If we can start celebrating parents when we see them at work, we’ll all feel more able to make choices that are true to us at our core, and not just true to our desire to conform to historic icons of power at work. After all, the only alternative to being true to ourselves is to feel like a human version of that museum: boring and outdated on the outside, but vibrant and alive inside, with almost no one seeing or even knowing what’s there."

Sadly, I think that it’s much tougher for women than men to be authentic about family at work. Married men actually get a wage premium, since they’re seen as more reliable, more responsible, and need to support their families.

In contrast, I do think women face discrimination. Part of this is the assumption that parenting is less time-intensive for men than women. I’ve always violated this expectation, since for much of the kids’ childhood, my office was closer to school than my wife’s, and my schedule generally more flexible. Nonetheless, the assumption that the mother does most of the work is typically true; I got used to being the only dad at numerous events.

That being said, consider the fact that few would recommend staying in the closet to advance one's career (Hollywood leading men aside!); at some point, you have to be who you are, and damn the consequences.

There’s a reason why the main photo on my personal web site shows me with my entire family:

If somebody wants to discount my value because I prioritize being a husband and father, I want to scare them off up front, so I don't waste my time dealing with them.

Monday, May 19, 2014

Live Video Is About The Broadcasters

The internet is abuzz with the rumor that Google is about to acquire Twitch, the videogame-focused spinoff of Justin.tv.  The price? $1 billion.

A lot of the coverage has focused on Twitch's monthly audience of 45 million unique viewers, which is certainly impressive.  Just about the only TV program that exceeds that level of audience is the Superbowl, which scored 111 million viewers this year.

Of course, Google's YouTube reaches 1 *billion* viewers per month.

The real value of Twitch, as with other live video services, lies in the broadcasters.

Think about where the switching costs reside.  It's not with the viewers.  When I'm reading blogs, I barely notice if an embedded video is hosted by YouTube or Vimeo.  I might notice if it's on Hulu, just because of the incredibly annoying and unskippable ads.

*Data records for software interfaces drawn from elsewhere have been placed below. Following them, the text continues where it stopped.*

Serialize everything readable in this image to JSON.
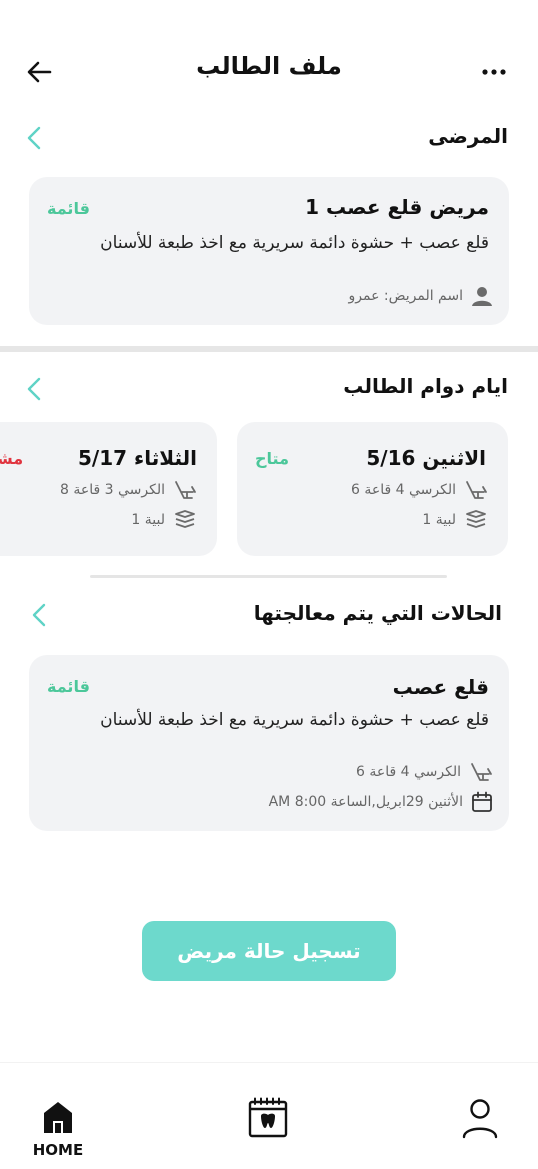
{
  "header": {
    "title": "ملف الطالب"
  },
  "patients_section": {
    "title": "المرضى",
    "card": {
      "title": "مريض قلع عصب 1",
      "status": "قائمة",
      "description": "قلع عصب + حشوة دائمة سريرية مع اخذ طبعة للأسنان",
      "patient_name": "اسم المريض: عمرو"
    }
  },
  "schedule_section": {
    "title": "ايام دوام الطالب",
    "days": [
      {
        "day": "الاثنين 5/16",
        "status": "متاح",
        "chair": "الكرسي 4 قاعة 6",
        "room": "لبية 1"
      },
      {
        "day": "الثلاثاء 5/17",
        "status": "مشغول",
        "chair": "الكرسي 3 قاعة 8",
        "room": "لبية 1"
      }
    ]
  },
  "cases_section": {
    "title": "الحالات التي يتم معالجتها",
    "card": {
      "title": "قلع عصب",
      "status": "قائمة",
      "description": "قلع عصب + حشوة دائمة سريرية مع اخذ طبعة للأسنان",
      "chair": "الكرسي 4 قاعة 6",
      "datetime": "الأثنين 29ابريل,الساعة AM 8:00"
    }
  },
  "cta": {
    "label": "تسجيل حالة مريض"
  },
  "bottom_nav": {
    "home_label": "HOME"
  },
  "colors": {
    "accent": "#5fd3c6",
    "green": "#4cc79a",
    "red": "#e0343f",
    "cta": "#6dd9cc"
  }
}
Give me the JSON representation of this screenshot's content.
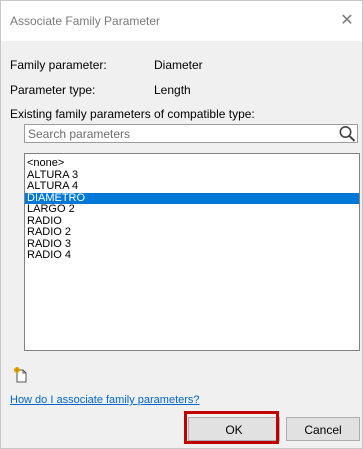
{
  "window": {
    "title": "Associate Family Parameter",
    "close_glyph": "✕"
  },
  "fields": {
    "family_parameter_label": "Family parameter:",
    "family_parameter_value": "Diameter",
    "parameter_type_label": "Parameter type:",
    "parameter_type_value": "Length",
    "existing_label": "Existing family parameters of compatible type:"
  },
  "search": {
    "placeholder": "Search parameters",
    "value": "",
    "icon": "search-icon"
  },
  "parameters": {
    "items": [
      "<none>",
      "ALTURA 3",
      "ALTURA 4",
      "DIAMETRO",
      "LARGO 2",
      "RADIO",
      "RADIO 2",
      "RADIO 3",
      "RADIO 4"
    ],
    "selected": "DIAMETRO",
    "selection_color": "#0078d7"
  },
  "new_parameter": {
    "icon": "new-parameter-icon"
  },
  "help_link": "How do I associate family parameters?",
  "buttons": {
    "ok": "OK",
    "cancel": "Cancel"
  },
  "annotation": {
    "highlight_color": "#c00000",
    "highlights": "ok-button"
  },
  "link_color": "#0066cc"
}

Anyone who owns a blog knows that incumbency is powerful.  Heck, I'm still using Blogger, and that's after I was offered personal help to switch by the folks at Automattic (I swear, Matt, I will get around to it!).

Besides the switching costs, there's the fact that compelling content draws in viewers.  Think of the role of professional sports in traditional TV.  Each time the various sports leagues renegotiate their contracts, we see new records being set.  Owning the TV rights to a major professional sport is a license to print money.

It's not hard to speculate that videogaming, which may very well be the sport of the 21st century, will one day draw similar bidding wars.  Google's just getting a jump on the negotiations by locking in broadcasters now.

Further, videogames are nearly ideal for online video--you don't even need fancy cameras to capture the most detailed of closeups!

Of course, videogames are just the beginning.  There are plenty of other types of killer content for live video, such as sports, live music, and talk shows.  Think about how much Live Nation pays for the rights to a concert tour, or how Oprah made her billions.

Twitch has about 1 million broadcasters per month.  $1,000 per monthly broadcaster is a pretty hefty price, one which other live video companies will be hard pressed to refuse.

Disclosure: I own stock in Ustream.tv, a live video service that has 77 million monthly viewers...and 2 million broadcasters.